_Task description_
Every line below that holds the word "this" must be listed.

_Entries supplied_
----
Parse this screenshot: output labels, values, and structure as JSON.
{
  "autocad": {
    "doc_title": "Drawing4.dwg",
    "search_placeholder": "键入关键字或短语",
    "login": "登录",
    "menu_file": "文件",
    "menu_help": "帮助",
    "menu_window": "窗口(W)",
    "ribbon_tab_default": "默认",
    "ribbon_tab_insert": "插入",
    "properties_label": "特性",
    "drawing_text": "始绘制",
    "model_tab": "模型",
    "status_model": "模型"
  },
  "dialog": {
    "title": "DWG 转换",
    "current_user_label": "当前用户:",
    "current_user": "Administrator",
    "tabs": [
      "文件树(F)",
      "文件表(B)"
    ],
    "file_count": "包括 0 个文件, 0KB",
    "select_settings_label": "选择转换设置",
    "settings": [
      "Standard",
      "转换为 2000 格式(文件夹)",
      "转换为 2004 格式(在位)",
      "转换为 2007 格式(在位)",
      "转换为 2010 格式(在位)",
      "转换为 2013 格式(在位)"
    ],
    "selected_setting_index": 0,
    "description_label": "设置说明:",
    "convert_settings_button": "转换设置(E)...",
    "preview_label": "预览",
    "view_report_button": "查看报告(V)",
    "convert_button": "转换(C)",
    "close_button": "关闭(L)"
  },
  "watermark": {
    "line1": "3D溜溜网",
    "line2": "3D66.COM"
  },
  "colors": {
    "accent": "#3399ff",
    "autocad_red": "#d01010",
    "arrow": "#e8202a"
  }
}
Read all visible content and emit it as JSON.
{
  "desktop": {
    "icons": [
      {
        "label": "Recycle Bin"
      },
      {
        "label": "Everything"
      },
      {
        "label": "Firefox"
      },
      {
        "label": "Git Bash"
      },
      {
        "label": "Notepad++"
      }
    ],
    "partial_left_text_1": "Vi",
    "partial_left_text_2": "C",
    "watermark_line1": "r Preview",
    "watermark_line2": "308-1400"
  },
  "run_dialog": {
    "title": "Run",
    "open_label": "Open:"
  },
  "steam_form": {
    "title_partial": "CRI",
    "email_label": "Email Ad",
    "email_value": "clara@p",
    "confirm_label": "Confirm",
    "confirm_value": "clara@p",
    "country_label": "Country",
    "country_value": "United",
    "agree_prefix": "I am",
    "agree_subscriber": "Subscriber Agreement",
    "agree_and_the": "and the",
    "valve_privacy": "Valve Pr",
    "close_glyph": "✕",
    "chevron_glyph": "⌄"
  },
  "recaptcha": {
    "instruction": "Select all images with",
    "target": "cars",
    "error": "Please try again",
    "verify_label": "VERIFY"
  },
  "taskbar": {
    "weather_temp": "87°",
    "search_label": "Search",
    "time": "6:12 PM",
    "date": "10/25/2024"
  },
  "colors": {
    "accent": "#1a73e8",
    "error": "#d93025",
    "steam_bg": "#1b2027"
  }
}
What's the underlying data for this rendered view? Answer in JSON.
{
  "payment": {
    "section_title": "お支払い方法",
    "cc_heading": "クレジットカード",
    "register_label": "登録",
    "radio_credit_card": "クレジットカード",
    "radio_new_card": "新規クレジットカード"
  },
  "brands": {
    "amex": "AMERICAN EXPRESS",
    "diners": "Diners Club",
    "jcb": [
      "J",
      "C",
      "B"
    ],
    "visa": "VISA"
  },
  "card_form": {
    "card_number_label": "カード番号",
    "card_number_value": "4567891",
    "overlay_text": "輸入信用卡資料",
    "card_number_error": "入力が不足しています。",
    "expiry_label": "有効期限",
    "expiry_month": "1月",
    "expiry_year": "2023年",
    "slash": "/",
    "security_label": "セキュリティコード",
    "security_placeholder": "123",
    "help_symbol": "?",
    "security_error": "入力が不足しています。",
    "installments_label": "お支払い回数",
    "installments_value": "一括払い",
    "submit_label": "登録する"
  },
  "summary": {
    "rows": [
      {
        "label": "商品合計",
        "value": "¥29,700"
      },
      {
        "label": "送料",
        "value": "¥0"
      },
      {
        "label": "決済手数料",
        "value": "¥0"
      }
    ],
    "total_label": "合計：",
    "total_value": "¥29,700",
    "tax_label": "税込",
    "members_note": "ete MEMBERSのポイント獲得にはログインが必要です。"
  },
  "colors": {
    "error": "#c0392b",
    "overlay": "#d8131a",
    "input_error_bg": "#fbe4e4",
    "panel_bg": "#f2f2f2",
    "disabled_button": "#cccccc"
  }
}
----
_Task output_
Parse this screenshot: output labels, values, and structure as JSON.
What's the underlying data for this rendered view? Answer in JSON.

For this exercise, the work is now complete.